▶ [TO DO]
Repeat the material exactly, every line of it.

▶ [GIVEN RECORDS]
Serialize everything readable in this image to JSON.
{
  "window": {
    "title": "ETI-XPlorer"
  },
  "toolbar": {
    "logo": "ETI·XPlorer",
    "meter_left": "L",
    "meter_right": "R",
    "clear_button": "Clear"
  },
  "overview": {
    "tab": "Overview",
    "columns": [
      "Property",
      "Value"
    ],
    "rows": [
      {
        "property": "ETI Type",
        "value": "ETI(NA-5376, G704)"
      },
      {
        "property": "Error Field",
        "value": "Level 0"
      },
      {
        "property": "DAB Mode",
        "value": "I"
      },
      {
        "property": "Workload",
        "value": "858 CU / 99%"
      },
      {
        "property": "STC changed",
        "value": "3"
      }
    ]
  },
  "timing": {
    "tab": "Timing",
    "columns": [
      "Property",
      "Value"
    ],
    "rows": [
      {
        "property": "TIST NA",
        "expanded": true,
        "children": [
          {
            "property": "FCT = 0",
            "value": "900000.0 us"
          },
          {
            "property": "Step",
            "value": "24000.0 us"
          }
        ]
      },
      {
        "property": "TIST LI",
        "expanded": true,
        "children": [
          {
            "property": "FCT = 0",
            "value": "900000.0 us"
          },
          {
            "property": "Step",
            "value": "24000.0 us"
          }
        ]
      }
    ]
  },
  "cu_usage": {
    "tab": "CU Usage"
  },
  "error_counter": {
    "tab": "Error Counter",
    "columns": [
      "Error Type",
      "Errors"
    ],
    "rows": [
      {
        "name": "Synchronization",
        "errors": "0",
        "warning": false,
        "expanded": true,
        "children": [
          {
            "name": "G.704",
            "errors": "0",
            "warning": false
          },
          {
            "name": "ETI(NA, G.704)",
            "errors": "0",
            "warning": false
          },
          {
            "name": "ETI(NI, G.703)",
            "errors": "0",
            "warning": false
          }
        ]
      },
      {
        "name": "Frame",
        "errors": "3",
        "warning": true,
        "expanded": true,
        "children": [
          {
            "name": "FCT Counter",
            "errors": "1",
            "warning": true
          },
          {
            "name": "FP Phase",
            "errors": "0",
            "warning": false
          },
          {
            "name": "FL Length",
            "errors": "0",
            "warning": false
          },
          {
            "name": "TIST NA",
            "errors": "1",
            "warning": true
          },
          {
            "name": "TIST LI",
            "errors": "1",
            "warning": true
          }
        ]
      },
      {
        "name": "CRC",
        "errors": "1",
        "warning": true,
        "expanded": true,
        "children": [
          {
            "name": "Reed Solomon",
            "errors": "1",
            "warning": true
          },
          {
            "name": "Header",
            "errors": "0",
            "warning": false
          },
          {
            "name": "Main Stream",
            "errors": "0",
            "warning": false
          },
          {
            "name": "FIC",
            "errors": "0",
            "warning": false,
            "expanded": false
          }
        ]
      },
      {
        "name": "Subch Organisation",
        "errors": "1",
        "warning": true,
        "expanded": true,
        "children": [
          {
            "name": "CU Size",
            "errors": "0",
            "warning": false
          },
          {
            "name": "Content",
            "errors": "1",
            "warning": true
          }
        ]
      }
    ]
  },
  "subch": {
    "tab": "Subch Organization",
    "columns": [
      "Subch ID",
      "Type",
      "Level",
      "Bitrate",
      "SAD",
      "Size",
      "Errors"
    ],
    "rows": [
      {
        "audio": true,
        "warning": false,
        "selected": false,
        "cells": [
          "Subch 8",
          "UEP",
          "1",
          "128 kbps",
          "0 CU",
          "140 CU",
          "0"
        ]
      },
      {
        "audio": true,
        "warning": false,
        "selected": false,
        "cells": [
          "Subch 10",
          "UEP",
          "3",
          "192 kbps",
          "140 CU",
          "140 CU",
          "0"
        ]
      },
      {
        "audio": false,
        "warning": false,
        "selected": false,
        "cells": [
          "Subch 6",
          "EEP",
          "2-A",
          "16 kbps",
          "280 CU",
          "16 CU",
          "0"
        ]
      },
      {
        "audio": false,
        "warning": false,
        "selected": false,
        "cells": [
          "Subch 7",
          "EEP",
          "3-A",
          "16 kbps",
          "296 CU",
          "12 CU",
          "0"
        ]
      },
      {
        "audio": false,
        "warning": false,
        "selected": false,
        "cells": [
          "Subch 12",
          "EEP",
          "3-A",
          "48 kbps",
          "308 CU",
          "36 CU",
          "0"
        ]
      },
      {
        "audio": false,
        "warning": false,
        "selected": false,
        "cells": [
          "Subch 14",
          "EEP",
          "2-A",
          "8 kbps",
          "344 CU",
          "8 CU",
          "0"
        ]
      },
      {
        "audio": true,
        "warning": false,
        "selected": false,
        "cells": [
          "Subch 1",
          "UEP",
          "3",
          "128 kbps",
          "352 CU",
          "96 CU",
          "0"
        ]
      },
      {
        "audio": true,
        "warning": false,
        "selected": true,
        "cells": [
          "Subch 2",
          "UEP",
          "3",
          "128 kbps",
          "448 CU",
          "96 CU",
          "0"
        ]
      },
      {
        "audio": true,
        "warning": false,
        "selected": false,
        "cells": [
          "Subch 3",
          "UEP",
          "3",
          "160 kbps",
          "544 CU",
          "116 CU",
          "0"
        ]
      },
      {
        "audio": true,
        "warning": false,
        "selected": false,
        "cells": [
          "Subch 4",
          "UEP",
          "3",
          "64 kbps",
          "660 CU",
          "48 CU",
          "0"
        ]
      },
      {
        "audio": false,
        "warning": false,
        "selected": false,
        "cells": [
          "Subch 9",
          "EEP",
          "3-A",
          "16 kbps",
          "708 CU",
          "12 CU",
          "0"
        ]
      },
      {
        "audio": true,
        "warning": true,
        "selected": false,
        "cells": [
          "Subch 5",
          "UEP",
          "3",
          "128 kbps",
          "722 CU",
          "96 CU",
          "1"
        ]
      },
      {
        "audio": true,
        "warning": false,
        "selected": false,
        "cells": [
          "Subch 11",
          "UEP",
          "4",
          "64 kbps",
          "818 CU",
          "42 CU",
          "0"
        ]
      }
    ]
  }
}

▶ [RESULT OF THE EXERCISE]
Serialize everything readable in this image to JSON.
{
  "window": {
    "title": "ETI-XPlorer"
  },
  "toolbar": {
    "logo": "ETI·XPlorer",
    "meter_left": "L",
    "meter_right": "R",
    "clear_button": "Clear"
  },
  "overview": {
    "tab": "Overview",
    "columns": [
      "Property",
      "Value"
    ],
    "rows": [
      {
        "property": "ETI Type",
        "value": "ETI(NA-5376, G704)"
      },
      {
        "property": "Error Field",
        "value": "Level 0"
      },
      {
        "property": "DAB Mode",
        "value": "I"
      },
      {
        "property": "Workload",
        "value": "858 CU / 99%"
      },
      {
        "property": "STC changed",
        "value": "3"
      }
    ]
  },
  "timing": {
    "tab": "Timing",
    "columns": [
      "Property",
      "Value"
    ],
    "rows": [
      {
        "property": "TIST NA",
        "expanded": true,
        "children": [
          {
            "property": "FCT = 0",
            "value": "900000.0 us"
          },
          {
            "property": "Step",
            "value": "24000.0 us"
          }
        ]
      },
      {
        "property": "TIST LI",
        "expanded": true,
        "children": [
          {
            "property": "FCT = 0",
            "value": "900000.0 us"
          },
          {
            "property": "Step",
            "value": "24000.0 us"
          }
        ]
      }
    ]
  },
  "cu_usage": {
    "tab": "CU Usage"
  },
  "error_counter": {
    "tab": "Error Counter",
    "columns": [
      "Error Type",
      "Errors"
    ],
    "rows": [
      {
        "name": "Synchronization",
        "errors": "0",
        "warning": false,
        "expanded": true,
        "children": [
          {
            "name": "G.704",
            "errors": "0",
            "warning": false
          },
          {
            "name": "ETI(NA, G.704)",
            "errors": "0",
            "warning": false
          },
          {
            "name": "ETI(NI, G.703)",
            "errors": "0",
            "warning": false
          }
        ]
      },
      {
        "name": "Frame",
        "errors": "3",
        "warning": true,
        "expanded": true,
        "children": [
          {
            "name": "FCT Counter",
            "errors": "1",
            "warning": true
          },
          {
            "name": "FP Phase",
            "errors": "0",
            "warning": false
          },
          {
            "name": "FL Length",
            "errors": "0",
            "warning": false
          },
          {
            "name": "TIST NA",
            "errors": "1",
            "warning": true
          },
          {
            "name": "TIST LI",
            "errors": "1",
            "warning": true
          }
        ]
      },
      {
        "name": "CRC",
        "errors": "1",
        "warning": true,
        "expanded": true,
        "children": [
          {
            "name": "Reed Solomon",
            "errors": "1",
            "warning": true
          },
          {
            "name": "Header",
            "errors": "0",
            "warning": false
          },
          {
            "name": "Main Stream",
            "errors": "0",
            "warning": false
          },
          {
            "name": "FIC",
            "errors": "0",
            "warning": false,
            "expanded": false
          }
        ]
      },
      {
        "name": "Subch Organisation",
        "errors": "1",
        "warning": true,
        "expanded": true,
        "children": [
          {
            "name": "CU Size",
            "errors": "0",
            "warning": false
          },
          {
            "name": "Content",
            "errors": "1",
            "warning": true
          }
        ]
      }
    ]
  },
  "subch": {
    "tab": "Subch Organization",
    "columns": [
      "Subch ID",
      "Type",
      "Level",
      "Bitrate",
      "SAD",
      "Size",
      "Errors"
    ],
    "rows": [
      {
        "audio": true,
        "warning": false,
        "selected": false,
        "cells": [
          "Subch 8",
          "UEP",
          "1",
          "128 kbps",
          "0 CU",
          "140 CU",
          "0"
        ]
      },
      {
        "audio": true,
        "warning": false,
        "selected": false,
        "cells": [
          "Subch 10",
          "UEP",
          "3",
          "192 kbps",
          "140 CU",
          "140 CU",
          "0"
        ]
      },
      {
        "audio": false,
        "warning": false,
        "selected": false,
        "cells": [
          "Subch 6",
          "EEP",
          "2-A",
          "16 kbps",
          "280 CU",
          "16 CU",
          "0"
        ]
      },
      {
        "audio": false,
        "warning": false,
        "selected": false,
        "cells": [
          "Subch 7",
          "EEP",
          "3-A",
          "16 kbps",
          "296 CU",
          "12 CU",
          "0"
        ]
      },
      {
        "audio": false,
        "warning": false,
        "selected": false,
        "cells": [
          "Subch 12",
          "EEP",
          "3-A",
          "48 kbps",
          "308 CU",
          "36 CU",
          "0"
        ]
      },
      {
        "audio": false,
        "warning": false,
        "selected": false,
        "cells": [
          "Subch 14",
          "EEP",
          "2-A",
          "8 kbps",
          "344 CU",
          "8 CU",
          "0"
        ]
      },
      {
        "audio": true,
        "warning": false,
        "selected": false,
        "cells": [
          "Subch 1",
          "UEP",
          "3",
          "128 kbps",
          "352 CU",
          "96 CU",
          "0"
        ]
      },
      {
        "audio": true,
        "warning": false,
        "selected": true,
        "cells": [
          "Subch 2",
          "UEP",
          "3",
          "128 kbps",
          "448 CU",
          "96 CU",
          "0"
        ]
      },
      {
        "audio": true,
        "warning": false,
        "selected": false,
        "cells": [
          "Subch 3",
          "UEP",
          "3",
          "160 kbps",
          "544 CU",
          "116 CU",
          "0"
        ]
      },
      {
        "audio": true,
        "warning": false,
        "selected": false,
        "cells": [
          "Subch 4",
          "UEP",
          "3",
          "64 kbps",
          "660 CU",
          "48 CU",
          "0"
        ]
      },
      {
        "audio": false,
        "warning": false,
        "selected": false,
        "cells": [
          "Subch 9",
          "EEP",
          "3-A",
          "16 kbps",
          "708 CU",
          "12 CU",
          "0"
        ]
      },
      {
        "audio": true,
        "warning": true,
        "selected": false,
        "cells": [
          "Subch 5",
          "UEP",
          "3",
          "128 kbps",
          "722 CU",
          "96 CU",
          "1"
        ]
      },
      {
        "audio": true,
        "warning": false,
        "selected": false,
        "cells": [
          "Subch 11",
          "UEP",
          "4",
          "64 kbps",
          "818 CU",
          "42 CU",
          "0"
        ]
      }
    ]
  }
}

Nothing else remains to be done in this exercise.